- _Task brief_: Pick out the lines below with "arrow" and list them.

*** Opening Exercise inputs ***

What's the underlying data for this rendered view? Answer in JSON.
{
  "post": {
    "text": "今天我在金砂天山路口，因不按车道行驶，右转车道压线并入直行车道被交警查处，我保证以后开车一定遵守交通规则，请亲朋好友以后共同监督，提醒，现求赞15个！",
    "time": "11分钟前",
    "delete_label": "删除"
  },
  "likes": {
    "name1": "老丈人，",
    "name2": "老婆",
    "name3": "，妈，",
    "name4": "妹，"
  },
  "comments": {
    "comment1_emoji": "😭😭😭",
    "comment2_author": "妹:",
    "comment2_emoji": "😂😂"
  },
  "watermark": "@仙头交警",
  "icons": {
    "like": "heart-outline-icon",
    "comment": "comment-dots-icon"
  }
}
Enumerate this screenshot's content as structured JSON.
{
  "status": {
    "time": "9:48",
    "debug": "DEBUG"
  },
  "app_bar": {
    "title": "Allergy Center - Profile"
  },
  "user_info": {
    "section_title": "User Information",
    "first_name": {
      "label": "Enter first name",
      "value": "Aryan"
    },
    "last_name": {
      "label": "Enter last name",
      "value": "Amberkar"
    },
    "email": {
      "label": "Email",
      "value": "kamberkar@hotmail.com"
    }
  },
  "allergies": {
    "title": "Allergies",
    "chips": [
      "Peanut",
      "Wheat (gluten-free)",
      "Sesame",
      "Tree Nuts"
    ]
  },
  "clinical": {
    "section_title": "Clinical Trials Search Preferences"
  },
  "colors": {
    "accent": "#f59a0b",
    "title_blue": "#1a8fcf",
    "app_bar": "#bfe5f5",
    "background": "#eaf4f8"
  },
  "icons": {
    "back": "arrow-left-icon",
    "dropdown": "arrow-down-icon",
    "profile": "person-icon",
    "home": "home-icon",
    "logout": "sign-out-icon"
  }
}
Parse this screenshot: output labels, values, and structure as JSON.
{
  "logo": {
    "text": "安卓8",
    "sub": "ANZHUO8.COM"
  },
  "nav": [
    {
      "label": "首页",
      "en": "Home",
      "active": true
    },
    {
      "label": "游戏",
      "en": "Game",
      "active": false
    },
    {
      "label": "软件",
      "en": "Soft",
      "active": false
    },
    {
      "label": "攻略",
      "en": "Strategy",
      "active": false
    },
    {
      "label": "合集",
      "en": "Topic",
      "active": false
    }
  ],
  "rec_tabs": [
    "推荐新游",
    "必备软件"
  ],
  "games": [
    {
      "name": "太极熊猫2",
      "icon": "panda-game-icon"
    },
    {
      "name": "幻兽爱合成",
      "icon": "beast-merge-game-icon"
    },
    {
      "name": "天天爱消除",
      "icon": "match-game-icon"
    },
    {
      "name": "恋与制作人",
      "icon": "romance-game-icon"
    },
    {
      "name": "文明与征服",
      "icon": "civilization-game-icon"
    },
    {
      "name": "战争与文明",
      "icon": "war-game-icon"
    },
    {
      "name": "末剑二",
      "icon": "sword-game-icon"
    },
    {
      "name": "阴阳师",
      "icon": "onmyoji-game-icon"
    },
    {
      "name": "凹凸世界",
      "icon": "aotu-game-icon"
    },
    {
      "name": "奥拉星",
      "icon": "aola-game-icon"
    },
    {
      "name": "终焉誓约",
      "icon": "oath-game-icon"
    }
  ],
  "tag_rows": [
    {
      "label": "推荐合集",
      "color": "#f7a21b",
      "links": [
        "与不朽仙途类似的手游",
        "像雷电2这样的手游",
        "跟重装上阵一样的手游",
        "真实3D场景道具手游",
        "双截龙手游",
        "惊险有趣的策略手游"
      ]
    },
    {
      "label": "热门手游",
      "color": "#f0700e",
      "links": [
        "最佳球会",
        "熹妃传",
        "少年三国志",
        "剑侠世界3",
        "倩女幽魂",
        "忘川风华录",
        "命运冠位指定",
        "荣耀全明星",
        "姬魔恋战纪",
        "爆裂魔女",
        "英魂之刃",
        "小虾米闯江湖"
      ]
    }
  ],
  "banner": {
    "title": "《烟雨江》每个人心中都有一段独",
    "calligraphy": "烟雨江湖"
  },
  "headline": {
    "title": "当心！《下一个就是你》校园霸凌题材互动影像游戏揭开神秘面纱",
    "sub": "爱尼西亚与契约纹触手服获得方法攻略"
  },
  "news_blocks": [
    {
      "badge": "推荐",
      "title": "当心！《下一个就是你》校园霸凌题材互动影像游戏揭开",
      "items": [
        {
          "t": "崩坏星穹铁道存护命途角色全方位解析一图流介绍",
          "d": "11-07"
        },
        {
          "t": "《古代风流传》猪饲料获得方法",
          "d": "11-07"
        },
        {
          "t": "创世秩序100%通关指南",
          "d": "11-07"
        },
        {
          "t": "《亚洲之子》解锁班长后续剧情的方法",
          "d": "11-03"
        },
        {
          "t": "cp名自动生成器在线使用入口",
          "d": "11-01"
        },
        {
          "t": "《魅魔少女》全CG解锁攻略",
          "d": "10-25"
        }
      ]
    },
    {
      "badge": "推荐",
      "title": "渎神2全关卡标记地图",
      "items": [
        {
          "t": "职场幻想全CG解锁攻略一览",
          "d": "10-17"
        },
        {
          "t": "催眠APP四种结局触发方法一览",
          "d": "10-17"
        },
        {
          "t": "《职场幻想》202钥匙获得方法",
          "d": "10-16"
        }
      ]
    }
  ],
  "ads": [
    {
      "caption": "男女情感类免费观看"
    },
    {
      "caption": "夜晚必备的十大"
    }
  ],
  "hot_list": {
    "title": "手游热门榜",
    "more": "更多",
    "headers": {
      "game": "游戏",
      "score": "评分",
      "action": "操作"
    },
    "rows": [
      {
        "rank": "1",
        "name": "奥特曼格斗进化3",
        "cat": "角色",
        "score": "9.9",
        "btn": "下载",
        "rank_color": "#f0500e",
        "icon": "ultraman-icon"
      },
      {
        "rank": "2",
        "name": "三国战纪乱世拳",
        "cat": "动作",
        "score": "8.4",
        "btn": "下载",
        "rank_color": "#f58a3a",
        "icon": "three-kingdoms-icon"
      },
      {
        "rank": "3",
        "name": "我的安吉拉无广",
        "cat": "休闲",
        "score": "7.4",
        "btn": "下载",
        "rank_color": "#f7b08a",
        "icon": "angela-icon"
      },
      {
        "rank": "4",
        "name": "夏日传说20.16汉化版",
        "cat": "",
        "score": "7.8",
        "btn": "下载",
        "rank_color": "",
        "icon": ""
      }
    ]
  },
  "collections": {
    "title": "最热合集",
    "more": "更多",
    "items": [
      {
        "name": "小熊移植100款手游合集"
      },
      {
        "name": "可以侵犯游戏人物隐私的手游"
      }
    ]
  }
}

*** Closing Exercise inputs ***

- _Result below_:
    "back": "arrow-left-icon",
    "dropdown": "arrow-down-icon",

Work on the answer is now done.